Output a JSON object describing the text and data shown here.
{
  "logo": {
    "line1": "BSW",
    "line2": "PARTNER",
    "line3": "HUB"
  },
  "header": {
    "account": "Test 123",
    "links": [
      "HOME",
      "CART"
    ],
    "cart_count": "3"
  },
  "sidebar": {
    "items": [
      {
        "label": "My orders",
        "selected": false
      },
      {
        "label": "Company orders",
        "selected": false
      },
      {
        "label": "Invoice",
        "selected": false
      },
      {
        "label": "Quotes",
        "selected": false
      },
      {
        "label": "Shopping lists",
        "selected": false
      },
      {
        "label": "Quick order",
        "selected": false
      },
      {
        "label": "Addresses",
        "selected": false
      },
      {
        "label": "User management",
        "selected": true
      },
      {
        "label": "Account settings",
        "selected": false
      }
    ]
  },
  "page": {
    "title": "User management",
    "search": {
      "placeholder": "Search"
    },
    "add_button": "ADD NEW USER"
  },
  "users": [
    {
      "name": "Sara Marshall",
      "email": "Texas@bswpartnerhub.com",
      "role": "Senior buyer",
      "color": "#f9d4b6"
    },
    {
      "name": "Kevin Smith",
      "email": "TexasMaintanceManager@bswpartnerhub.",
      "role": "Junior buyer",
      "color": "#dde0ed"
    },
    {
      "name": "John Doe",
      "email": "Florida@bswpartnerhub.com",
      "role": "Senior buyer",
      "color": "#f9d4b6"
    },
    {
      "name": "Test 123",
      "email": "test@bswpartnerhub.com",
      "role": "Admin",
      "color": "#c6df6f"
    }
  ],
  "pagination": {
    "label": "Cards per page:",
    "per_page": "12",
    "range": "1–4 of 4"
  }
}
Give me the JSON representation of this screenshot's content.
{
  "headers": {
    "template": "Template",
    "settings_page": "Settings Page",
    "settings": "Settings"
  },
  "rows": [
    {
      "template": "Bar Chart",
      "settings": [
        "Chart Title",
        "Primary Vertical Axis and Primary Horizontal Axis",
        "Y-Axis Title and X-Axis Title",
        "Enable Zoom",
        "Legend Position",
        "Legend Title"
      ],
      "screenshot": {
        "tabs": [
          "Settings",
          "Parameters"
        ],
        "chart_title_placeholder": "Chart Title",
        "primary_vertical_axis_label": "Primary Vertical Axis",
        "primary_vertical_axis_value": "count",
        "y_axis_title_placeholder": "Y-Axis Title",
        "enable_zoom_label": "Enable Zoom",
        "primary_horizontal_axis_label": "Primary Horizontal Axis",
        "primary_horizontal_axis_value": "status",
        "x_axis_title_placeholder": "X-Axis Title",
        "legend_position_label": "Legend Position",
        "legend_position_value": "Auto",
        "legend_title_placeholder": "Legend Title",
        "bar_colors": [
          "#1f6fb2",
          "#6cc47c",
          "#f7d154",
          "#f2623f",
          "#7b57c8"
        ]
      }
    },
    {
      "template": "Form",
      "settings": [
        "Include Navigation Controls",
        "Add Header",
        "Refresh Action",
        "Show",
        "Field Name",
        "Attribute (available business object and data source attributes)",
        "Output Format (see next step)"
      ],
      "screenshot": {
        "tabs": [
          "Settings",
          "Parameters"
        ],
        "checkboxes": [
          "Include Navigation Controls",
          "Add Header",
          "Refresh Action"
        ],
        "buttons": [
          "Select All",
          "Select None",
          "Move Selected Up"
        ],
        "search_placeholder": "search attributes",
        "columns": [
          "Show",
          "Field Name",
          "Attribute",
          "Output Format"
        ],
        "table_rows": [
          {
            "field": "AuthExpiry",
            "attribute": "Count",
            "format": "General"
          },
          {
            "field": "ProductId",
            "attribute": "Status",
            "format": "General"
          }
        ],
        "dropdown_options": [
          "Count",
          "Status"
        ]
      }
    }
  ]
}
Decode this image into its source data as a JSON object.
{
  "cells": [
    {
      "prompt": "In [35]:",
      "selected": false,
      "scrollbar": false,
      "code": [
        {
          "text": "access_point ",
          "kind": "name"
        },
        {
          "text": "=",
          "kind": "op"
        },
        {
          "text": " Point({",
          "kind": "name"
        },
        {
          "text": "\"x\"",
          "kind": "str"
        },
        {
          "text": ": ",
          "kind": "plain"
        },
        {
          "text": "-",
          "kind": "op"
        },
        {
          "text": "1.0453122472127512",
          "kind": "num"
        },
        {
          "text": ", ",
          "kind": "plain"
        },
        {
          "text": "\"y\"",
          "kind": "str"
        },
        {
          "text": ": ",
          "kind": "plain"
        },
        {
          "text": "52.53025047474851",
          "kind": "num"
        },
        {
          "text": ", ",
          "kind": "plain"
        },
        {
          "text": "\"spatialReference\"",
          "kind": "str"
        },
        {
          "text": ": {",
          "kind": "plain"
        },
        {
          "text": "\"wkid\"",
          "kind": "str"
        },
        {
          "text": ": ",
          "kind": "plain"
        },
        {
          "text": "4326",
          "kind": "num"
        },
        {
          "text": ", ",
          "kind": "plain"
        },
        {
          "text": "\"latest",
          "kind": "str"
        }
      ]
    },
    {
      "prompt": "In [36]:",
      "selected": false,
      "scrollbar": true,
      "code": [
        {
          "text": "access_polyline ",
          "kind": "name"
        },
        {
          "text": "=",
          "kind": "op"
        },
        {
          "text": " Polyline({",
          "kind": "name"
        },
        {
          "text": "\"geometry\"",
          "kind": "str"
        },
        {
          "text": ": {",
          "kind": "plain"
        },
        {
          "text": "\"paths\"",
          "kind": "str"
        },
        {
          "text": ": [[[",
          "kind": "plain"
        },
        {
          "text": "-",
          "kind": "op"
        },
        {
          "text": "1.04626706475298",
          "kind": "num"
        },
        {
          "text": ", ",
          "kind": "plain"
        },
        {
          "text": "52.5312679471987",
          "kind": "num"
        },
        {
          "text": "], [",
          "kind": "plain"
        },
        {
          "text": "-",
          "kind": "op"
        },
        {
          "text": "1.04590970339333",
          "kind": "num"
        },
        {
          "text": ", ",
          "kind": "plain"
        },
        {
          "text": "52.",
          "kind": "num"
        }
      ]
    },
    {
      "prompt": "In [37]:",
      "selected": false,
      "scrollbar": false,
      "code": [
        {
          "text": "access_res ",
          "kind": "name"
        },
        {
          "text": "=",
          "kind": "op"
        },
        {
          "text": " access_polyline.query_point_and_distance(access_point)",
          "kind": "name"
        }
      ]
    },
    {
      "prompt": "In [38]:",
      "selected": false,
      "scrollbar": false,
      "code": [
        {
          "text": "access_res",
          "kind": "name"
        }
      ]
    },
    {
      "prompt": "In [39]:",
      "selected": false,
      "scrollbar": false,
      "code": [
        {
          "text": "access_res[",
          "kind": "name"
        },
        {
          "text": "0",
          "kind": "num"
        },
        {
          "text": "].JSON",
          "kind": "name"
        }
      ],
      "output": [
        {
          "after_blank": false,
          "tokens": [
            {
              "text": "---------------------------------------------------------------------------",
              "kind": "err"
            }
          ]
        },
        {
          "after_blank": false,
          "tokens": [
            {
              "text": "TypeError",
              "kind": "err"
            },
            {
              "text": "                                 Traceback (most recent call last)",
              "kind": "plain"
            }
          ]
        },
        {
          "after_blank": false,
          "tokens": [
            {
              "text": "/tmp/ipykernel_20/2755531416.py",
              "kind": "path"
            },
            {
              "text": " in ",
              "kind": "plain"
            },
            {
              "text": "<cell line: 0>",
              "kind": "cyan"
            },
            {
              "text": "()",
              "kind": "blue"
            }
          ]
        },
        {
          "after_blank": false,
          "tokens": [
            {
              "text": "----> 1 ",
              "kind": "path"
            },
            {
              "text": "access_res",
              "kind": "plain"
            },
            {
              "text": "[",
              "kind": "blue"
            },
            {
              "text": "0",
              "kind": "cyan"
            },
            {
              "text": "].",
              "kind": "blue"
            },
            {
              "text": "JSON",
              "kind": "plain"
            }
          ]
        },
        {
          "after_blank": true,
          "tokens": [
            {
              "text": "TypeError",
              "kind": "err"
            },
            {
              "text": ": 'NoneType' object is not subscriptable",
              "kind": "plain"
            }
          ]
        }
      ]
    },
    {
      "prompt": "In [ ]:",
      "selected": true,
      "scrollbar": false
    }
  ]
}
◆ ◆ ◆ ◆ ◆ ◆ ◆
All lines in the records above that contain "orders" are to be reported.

        "label": "My orders",
        "label": "Company orders",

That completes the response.